Keeping these four facts in mind can really make a difference in generating what can be up to a third of your site’s revenue.
Digital Psychology is a relatively new discipline that combines theory from the worlds of behavioural economics, psychology and digital marketing to create digital communications that are compelling and persuasive to our unconscious minds.
The great thing about combining social science theory with contemporary digital best practise is that marketers are able to hypothesise and test assumptions on a statistically significant number of subjects (customers) in a relatively short period of time.
Also, through the medium of A/B and multivariate testing, put the lessons learnt into practise almost immediately.
This means that there should be some excellent proven examples of digital psychology out there on the web, and I’ve taken the opportunity to rank what I think are the top performers.
From small companies, to international giants, all those listed are employing some pretty clever tricks from the digital psychology toolkit.
Is your company one of them?
In the world of social media, social networking and instant access to information, people have become more talkative than ever.
So it comes as no surprise that when making a decision online, consumers look to the readily accessible experiences of others and have done so since the dawn of the internet.
With 70% of people trusting consumer opinions posted online, it is essential that any ecommerce business keeps up with the demand for social proof, allowing other consumers to read and hear about other people’s experiences with a given product or service.
To get the best conversion rates and beat the competition, your business must prove to potential buyers that people like your product.
Here’s how to bring consumers and companies together.
Consumer reviews are effective sales drivers, and a trusted source of information for users, but very few hotel brands seem to make use of them.

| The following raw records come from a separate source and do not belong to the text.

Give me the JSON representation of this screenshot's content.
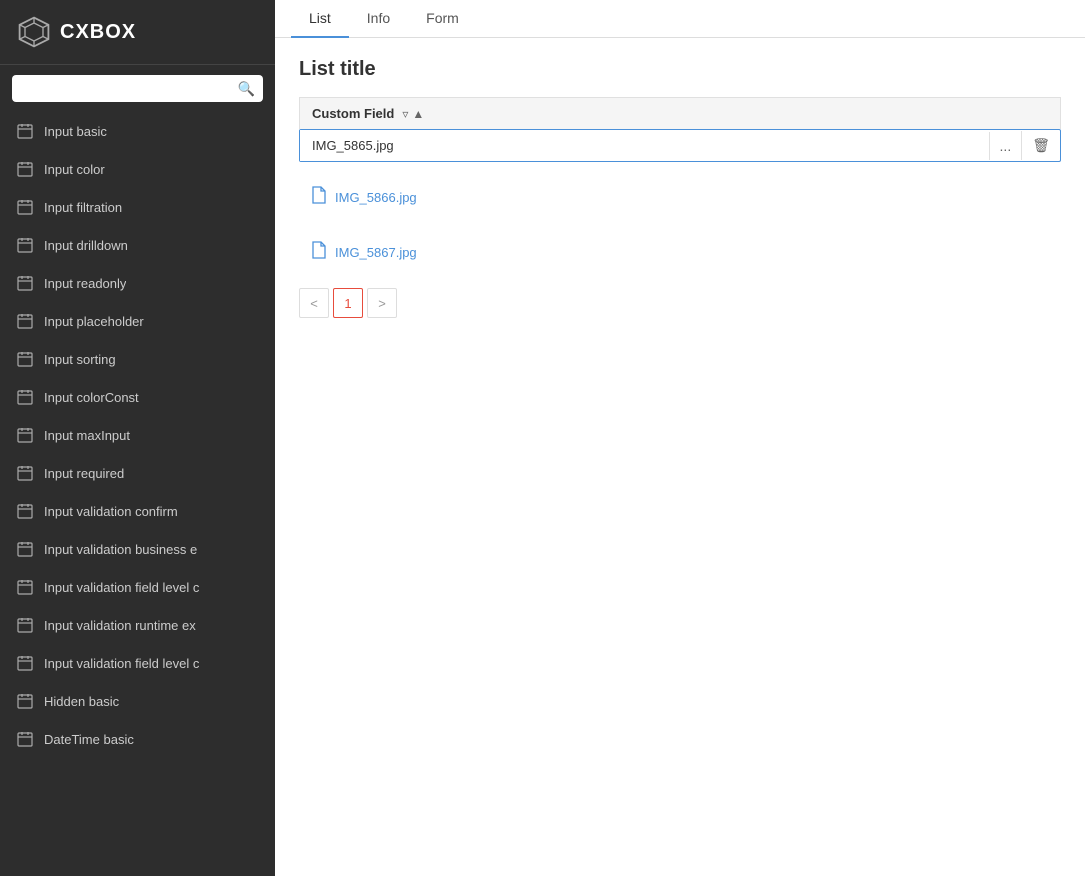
{
  "sidebar": {
    "logo_text": "CXBOX",
    "search_placeholder": "",
    "nav_items": [
      {
        "id": "input-basic",
        "label": "Input basic",
        "active": false
      },
      {
        "id": "input-color",
        "label": "Input color",
        "active": false
      },
      {
        "id": "input-filtration",
        "label": "Input filtration",
        "active": false
      },
      {
        "id": "input-drilldown",
        "label": "Input drilldown",
        "active": false
      },
      {
        "id": "input-readonly",
        "label": "Input readonly",
        "active": false
      },
      {
        "id": "input-placeholder",
        "label": "Input placeholder",
        "active": false
      },
      {
        "id": "input-sorting",
        "label": "Input sorting",
        "active": false
      },
      {
        "id": "input-colorconst",
        "label": "Input colorConst",
        "active": false
      },
      {
        "id": "input-maxinput",
        "label": "Input maxInput",
        "active": false
      },
      {
        "id": "input-required",
        "label": "Input required",
        "active": false
      },
      {
        "id": "input-validation-confirm",
        "label": "Input validation confirm",
        "active": false
      },
      {
        "id": "input-validation-business",
        "label": "Input validation business e",
        "active": false
      },
      {
        "id": "input-validation-field-1",
        "label": "Input validation field level c",
        "active": false
      },
      {
        "id": "input-validation-runtime",
        "label": "Input validation runtime ex",
        "active": false
      },
      {
        "id": "input-validation-field-2",
        "label": "Input validation field level c",
        "active": false
      },
      {
        "id": "hidden-basic",
        "label": "Hidden basic",
        "active": false
      },
      {
        "id": "datetime-basic",
        "label": "DateTime basic",
        "active": false
      }
    ]
  },
  "tabs": [
    {
      "id": "list",
      "label": "List",
      "active": true
    },
    {
      "id": "info",
      "label": "Info",
      "active": false
    },
    {
      "id": "form",
      "label": "Form",
      "active": false
    }
  ],
  "content": {
    "page_title": "List title",
    "column_header": "Custom Field",
    "file_edit": {
      "name": "IMG_5865.jpg",
      "btn_more": "...",
      "btn_delete": "🗑"
    },
    "file_links": [
      {
        "name": "IMG_5866.jpg"
      },
      {
        "name": "IMG_5867.jpg"
      }
    ],
    "pagination": {
      "prev": "<",
      "next": ">",
      "current": "1"
    }
  }
}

Here, I've looked at some of the UK's hotel chains to see who is using reviews and, if so, are they doing it well.
As technology has advanced, so has the online marketer’s ability to shape website utility and brand perceptions.
Product recommendation engines were the first real move away from a one size fits-all website, but it wasn’t until the introduction of A/B testing that ecommerce professionals started to look at personalisation as more than just algorithmic product curation.
Ecommerce is graduating into a new phase of personalisation where customer segmentation capabilities and the ability to serve targeted content in real-time are a viable reality for most online businesses.
The bricks-and-mortar store is no longer the only place the customer can see the personal face of the business as personalisation bridges the gap between the clicks and the bricks.
This guide aims to identify some effective personalisation tactics that ecommerce businesses can implement to improve the customer experience and drive conversions.
One of the most important areas to invest time into is developing the persuasive layer of your online experience and deliver more reasons for your visitors to do what you want them to do.
In fact, I see persuasion as being one of the next big battlegrounds online.
As more websites are upping their game around the fundamentals of good user experience and usability principles they’re looking for the next area of growth and to gain competitive advantage.
One brand I’ve paid particular attention to since 2009 has been Booking.com. I previously wrote a piece back in October 2011 about the wide range of persuasive techniques used on its search results page.
Since then Booking.com has continually evolved and refined its online experience, adding in new features, functionality and in particular using even more persuasive techniques.
In this article, which is the first in a series, I’ve highlighted many of these newer features and provided tips and advice on how to apply these techniques to your business.
Creating urgency with your users is a very powerful way to drive conversion rates.
As website technologies advance we are finding more creative ways to instil this urgency and drive sales, here are just a few.